The British Ports Association (BPA) launches a new review of UK port connectivity to highlight to government and local authorities where investment in infrastructure can be concentrated during the post-COVID-19 era.
Accordingly, the review aims to note there the investment can focus on to maximise economic growth and speed up the recovery. This will look at infrastructure outside of ports such as road and rail links but also broadening out to assess energy and digital capabilities.
Therefore, BPA is calling ports to issue an inventory of required external improvements to connectivity infrastructure. This will be used to examine the progress made since the Department for Transport’s English Port Connectivity Study two years ago; broadening this out to all ports around the UK, as well as looking at digital connectivity, energy capacity, in addition to transport needs.
It is stated that the British ports are commercially managed, operating strategically and financially independent of Government, with some exceptions.
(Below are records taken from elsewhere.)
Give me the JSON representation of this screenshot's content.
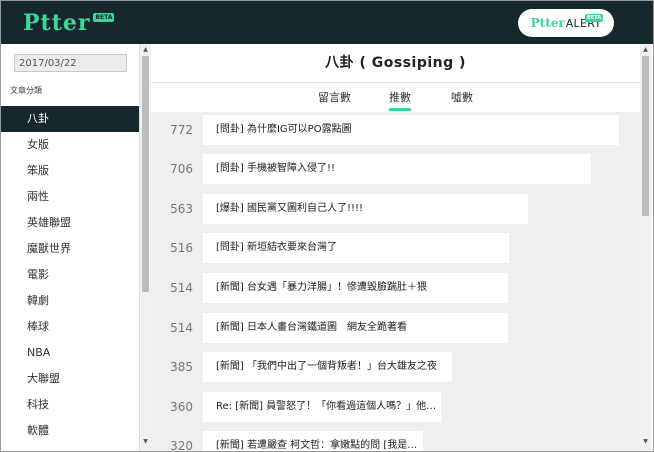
{
  "header": {
    "logo": "Ptter",
    "logo_beta": "BETA",
    "alert_logo": "Ptter",
    "alert_text": "ALERT",
    "alert_beta": "BETA"
  },
  "sidebar": {
    "date_value": "2017/03/22",
    "category_label": "文章分類",
    "items": [
      {
        "label": "八卦",
        "active": true
      },
      {
        "label": "女版"
      },
      {
        "label": "笨版"
      },
      {
        "label": "兩性"
      },
      {
        "label": "英雄聯盟"
      },
      {
        "label": "魔獸世界"
      },
      {
        "label": "電影"
      },
      {
        "label": "韓劇"
      },
      {
        "label": "棒球"
      },
      {
        "label": "NBA"
      },
      {
        "label": "大聯盟"
      },
      {
        "label": "科技"
      },
      {
        "label": "軟體"
      }
    ]
  },
  "board": {
    "title": "八卦 ( Gossiping )"
  },
  "tabs": [
    {
      "label": "留言數"
    },
    {
      "label": "推數",
      "active": true
    },
    {
      "label": "噓數"
    }
  ],
  "posts": [
    {
      "count": "772",
      "title": "[問卦] 為什麼IG可以PO露點圖"
    },
    {
      "count": "706",
      "title": "[問卦] 手機被智障入侵了!!"
    },
    {
      "count": "563",
      "title": "[爆卦] 國民黨又圖利自己人了!!!!"
    },
    {
      "count": "516",
      "title": "[問卦] 新垣結衣要來台灣了"
    },
    {
      "count": "514",
      "title": "[新聞] 台女遇「暴力洋腸」！慘遭毀臉踹肚＋猥"
    },
    {
      "count": "514",
      "title": "[新聞] 日本人畫台灣鐵道圖　網友全跪著看"
    },
    {
      "count": "385",
      "title": "[新聞] 「我們中出了一個背叛者！」台大雄友之夜"
    },
    {
      "count": "360",
      "title": "Re: [新聞] 員警怒了！「你看過這個人嗎？」他…"
    },
    {
      "count": "320",
      "title": "[新聞] 若遭嚴查 柯文哲：拿嫩點的問 [我是…"
    }
  ],
  "scroll": {
    "up_arrow": "▲",
    "down_arrow": "▼"
  }
}
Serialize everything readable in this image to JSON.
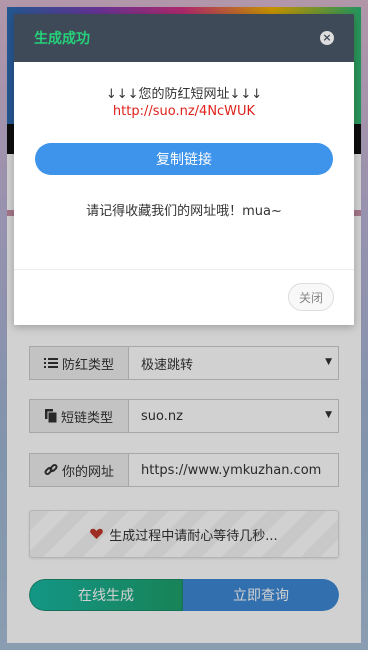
{
  "colors": {
    "dialog_header": "#3e4a57",
    "dialog_title": "#25d17b",
    "link": "#e0211b",
    "copy_button": "#3e93ea",
    "generate_button": "#18b8a4",
    "query_button": "#3d88d6"
  },
  "dialog": {
    "title": "生成成功",
    "close_icon": "close-icon",
    "line1": "↓↓↓您的防红短网址↓↓↓",
    "short_url": "http://suo.nz/4NcWUK",
    "copy_label": "复制链接",
    "note": "请记得收藏我们的网址哦！mua~",
    "close_button_label": "关闭"
  },
  "form": {
    "anti_red_type": {
      "label": "防红类型",
      "value": "极速跳转",
      "icon": "list-icon"
    },
    "short_type": {
      "label": "短链类型",
      "value": "suo.nz",
      "icon": "copy-icon"
    },
    "your_url": {
      "label": "你的网址",
      "value": "https://www.ymkuzhan.com",
      "icon": "link-icon"
    }
  },
  "status": {
    "text": "生成过程中请耐心等待几秒...",
    "icon": "heart-icon"
  },
  "actions": {
    "generate_label": "在线生成",
    "query_label": "立即查询"
  }
}
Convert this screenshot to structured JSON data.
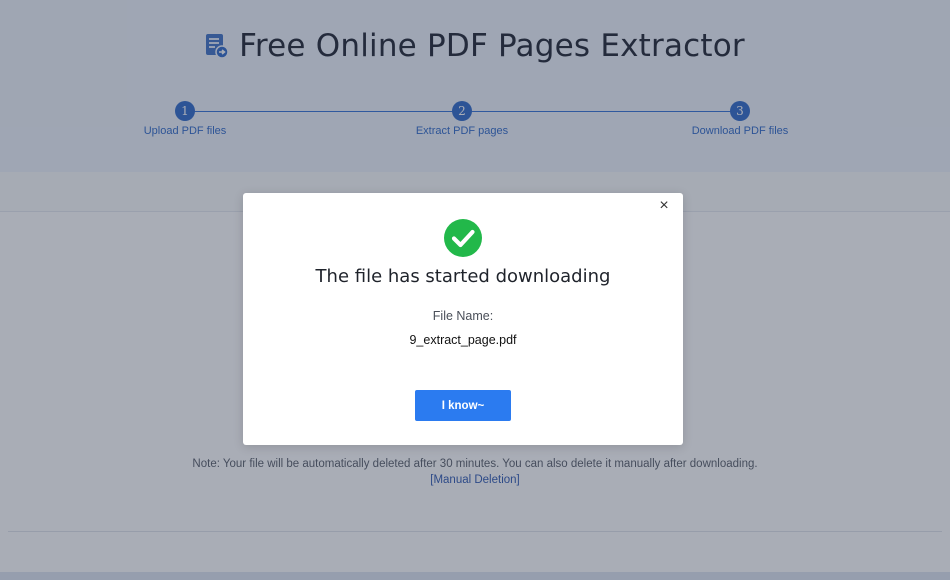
{
  "header": {
    "icon": "pdf-extract-icon",
    "title": "Free Online PDF Pages Extractor"
  },
  "steps": [
    {
      "number": "1",
      "label": "Upload PDF files"
    },
    {
      "number": "2",
      "label": "Extract PDF pages"
    },
    {
      "number": "3",
      "label": "Download PDF files"
    }
  ],
  "main": {
    "note": "Note: Your file will be automatically deleted after 30 minutes. You can also delete it manually after downloading.",
    "manual_deletion_link": "[Manual Deletion]"
  },
  "modal": {
    "icon": "check-circle-icon",
    "close_symbol": "×",
    "title": "The file has started downloading",
    "file_label": "File Name:",
    "file_name": "9_extract_page.pdf",
    "ok_label": "I know~"
  },
  "colors": {
    "accent": "#2b7bf0",
    "step": "#2a66c9",
    "success": "#22b84a"
  }
}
UK port infrastructure investments are privately financed; investments are market-led and £1.7bn is currently in the pipeline around the UK.
Although ports ask for very little from the Government, they do rely on public investment in external infrastructure to stay competitive.
Phoebe Warneford-Thomson, Policy and Economic Analyst at the British Ports Association, who is leading the Review, stated that
The BPA has previously welcomed the government’s ‘levelling-up’ agenda, but now we ask that they consider how to bring ports into this, especially given their economic significance in coastal communities.
Concluding, BPA is inviting ports to send an inventory of required public infrastructure improvements and upgrades, so they can highlight to the government where investment should be focused.